> >> > one. After all, we need to know what new relationships exist, but
> >> > also what old relationships have failed. To dole out the data in
> >> > drips and drabs is like serving a pint of beer in sippy cups. That is
> >> > to say: most users need the entire social graph, so what is the use
> >> > case, from an API user's perspective, of NOT maintaining at least one
> >> > means to quickly, reliably, and efficiently get it in a single call?
> >> > - API Barriers to entry. Most of the aforementioned arguments are
> >> > obviously from an API user's perspective, but there's something, too,
> >> > for Twitter to consider. Namely, by increasing the complexity and
> >> > learning curve of particular API actions, you presumably further limit
> >> > the pool of developers who will engage with that API. That's probably
> >> > a bad thing.
> >> > - Limits Twitter 2.0 app development. This, again, speaks to issues
> >> > bearing on speed and complexity, but I think it is important. The
> >> > first few apps in any given media or innovation invariably have to do
> >> > with basic functionality building blocks -- tweeting, following,
> >> > showing tweets. But the next wave almost always has to do with
> >> > measurement and analysis. By making such analysis more difficult, you
> >> > forestall the critically important ability for brands, and others, to
> >> > measure performance.
> >> > - API users have requested it. Shouldn't, ultimately, the use case
> >> > for a particular API method simply be the fact that a number of API
> >> > developers have requested that it remain?
> >> > On Jan 4, 2:07 pm, Wilhelm Bierbaum <wilh...@twitter.com> wrote:
> >> > > Can everyone contribute their use case for this API method? I'm
> >> > > to fully understand the deficiencies of the cursor approach.
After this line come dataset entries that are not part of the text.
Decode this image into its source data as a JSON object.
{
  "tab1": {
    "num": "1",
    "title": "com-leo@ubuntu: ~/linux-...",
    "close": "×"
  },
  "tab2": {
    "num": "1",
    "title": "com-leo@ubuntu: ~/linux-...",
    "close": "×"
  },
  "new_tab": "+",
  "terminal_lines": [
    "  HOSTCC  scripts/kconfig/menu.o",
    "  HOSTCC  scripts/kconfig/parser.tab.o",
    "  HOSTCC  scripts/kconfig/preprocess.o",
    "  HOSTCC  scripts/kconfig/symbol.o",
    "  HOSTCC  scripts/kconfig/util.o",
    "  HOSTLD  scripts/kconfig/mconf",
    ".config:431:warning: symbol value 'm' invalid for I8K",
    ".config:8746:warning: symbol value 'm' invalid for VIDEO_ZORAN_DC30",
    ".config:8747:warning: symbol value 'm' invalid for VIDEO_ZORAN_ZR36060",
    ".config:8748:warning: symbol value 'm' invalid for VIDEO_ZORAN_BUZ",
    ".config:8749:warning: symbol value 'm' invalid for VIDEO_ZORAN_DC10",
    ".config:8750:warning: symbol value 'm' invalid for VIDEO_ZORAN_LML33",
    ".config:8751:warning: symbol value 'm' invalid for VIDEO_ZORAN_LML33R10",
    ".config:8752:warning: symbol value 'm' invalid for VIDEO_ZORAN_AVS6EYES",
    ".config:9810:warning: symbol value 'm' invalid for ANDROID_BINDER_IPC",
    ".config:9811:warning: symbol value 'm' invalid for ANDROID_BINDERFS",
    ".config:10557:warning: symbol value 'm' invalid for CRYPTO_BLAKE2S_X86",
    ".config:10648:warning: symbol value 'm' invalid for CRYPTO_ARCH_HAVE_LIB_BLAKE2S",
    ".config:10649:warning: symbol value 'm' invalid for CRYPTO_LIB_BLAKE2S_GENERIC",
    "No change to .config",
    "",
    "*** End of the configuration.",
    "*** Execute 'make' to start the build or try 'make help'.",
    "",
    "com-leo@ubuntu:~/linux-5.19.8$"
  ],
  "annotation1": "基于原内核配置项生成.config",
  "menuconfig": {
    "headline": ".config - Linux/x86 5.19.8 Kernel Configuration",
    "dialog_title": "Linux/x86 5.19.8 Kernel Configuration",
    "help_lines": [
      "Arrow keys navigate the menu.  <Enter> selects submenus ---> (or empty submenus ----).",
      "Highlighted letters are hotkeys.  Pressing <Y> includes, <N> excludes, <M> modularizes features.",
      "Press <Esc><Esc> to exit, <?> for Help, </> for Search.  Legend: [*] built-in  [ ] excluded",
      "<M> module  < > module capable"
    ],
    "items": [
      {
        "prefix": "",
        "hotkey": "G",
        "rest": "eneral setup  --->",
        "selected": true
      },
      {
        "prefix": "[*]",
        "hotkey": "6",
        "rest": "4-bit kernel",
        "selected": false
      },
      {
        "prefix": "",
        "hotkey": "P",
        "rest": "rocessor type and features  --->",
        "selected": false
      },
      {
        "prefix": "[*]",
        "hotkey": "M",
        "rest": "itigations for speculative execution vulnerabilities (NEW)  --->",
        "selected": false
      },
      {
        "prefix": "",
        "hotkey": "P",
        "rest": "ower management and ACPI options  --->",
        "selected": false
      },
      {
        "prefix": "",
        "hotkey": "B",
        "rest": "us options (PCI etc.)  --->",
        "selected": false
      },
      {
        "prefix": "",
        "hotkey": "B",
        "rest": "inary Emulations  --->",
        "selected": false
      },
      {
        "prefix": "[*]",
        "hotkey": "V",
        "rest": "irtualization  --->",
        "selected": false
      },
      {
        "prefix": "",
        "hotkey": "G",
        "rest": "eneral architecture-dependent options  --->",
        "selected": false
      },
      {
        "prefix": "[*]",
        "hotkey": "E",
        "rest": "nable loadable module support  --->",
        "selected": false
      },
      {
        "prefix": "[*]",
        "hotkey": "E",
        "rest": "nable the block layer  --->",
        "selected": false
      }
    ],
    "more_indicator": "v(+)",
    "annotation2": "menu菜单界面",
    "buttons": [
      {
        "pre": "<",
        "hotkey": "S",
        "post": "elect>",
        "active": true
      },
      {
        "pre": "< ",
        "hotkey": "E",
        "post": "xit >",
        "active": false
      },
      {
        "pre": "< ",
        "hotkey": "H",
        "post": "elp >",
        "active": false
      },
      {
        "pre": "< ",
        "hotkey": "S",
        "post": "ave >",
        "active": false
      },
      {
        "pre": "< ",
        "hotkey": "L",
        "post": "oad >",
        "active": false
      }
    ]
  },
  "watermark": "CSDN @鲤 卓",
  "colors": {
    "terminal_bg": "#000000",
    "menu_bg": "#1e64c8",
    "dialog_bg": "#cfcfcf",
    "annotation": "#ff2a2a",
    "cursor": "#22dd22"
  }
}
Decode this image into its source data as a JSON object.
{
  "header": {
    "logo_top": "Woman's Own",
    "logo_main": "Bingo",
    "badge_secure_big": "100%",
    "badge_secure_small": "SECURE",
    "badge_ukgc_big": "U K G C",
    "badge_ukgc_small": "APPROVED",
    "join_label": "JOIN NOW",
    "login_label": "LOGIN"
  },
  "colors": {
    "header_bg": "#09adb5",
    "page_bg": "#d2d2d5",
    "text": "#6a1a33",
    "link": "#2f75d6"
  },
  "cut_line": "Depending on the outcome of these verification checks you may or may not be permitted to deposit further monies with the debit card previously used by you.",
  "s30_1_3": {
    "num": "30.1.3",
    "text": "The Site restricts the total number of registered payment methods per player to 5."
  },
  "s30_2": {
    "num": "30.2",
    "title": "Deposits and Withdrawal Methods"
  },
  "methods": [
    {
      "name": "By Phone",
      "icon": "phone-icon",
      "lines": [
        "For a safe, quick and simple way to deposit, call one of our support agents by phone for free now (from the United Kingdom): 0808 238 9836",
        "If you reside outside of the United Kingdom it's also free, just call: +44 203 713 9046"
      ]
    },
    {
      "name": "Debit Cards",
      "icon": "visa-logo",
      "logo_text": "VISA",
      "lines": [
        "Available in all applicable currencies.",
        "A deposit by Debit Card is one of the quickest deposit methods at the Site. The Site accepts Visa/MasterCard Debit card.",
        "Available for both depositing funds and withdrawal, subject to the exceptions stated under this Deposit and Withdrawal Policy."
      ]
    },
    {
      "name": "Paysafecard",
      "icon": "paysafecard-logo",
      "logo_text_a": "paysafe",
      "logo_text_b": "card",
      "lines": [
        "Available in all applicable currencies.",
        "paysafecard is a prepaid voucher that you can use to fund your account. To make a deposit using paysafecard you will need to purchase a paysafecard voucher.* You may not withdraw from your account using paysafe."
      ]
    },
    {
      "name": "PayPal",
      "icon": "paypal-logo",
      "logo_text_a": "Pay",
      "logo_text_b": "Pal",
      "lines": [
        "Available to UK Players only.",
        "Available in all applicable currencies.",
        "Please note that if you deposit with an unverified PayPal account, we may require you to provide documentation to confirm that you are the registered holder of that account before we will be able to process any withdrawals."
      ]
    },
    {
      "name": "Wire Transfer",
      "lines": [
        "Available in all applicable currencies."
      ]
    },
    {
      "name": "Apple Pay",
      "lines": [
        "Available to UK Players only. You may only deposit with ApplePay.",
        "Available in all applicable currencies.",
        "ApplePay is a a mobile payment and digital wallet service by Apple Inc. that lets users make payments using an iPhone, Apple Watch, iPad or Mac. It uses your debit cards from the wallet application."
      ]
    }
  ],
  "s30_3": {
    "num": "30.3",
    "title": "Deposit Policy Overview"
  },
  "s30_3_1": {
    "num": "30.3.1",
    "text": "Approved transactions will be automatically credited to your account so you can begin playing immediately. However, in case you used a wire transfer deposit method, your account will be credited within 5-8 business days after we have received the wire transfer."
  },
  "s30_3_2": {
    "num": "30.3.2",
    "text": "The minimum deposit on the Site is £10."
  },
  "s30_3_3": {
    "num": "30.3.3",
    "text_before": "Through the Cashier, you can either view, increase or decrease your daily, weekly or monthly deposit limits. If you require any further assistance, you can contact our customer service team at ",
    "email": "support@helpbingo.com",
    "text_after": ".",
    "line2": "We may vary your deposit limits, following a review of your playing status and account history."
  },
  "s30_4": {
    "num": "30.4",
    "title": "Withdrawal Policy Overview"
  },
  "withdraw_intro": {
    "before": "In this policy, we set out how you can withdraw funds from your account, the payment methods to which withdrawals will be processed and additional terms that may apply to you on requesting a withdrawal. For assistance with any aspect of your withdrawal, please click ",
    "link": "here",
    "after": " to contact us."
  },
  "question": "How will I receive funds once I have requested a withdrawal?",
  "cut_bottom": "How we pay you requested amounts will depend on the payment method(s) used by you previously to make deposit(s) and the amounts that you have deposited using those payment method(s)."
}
> >> > > Please don't include that cursors are slow or that they are charged
> >> > > against the rate limit, as those are known issues.
> >> > > Thanks.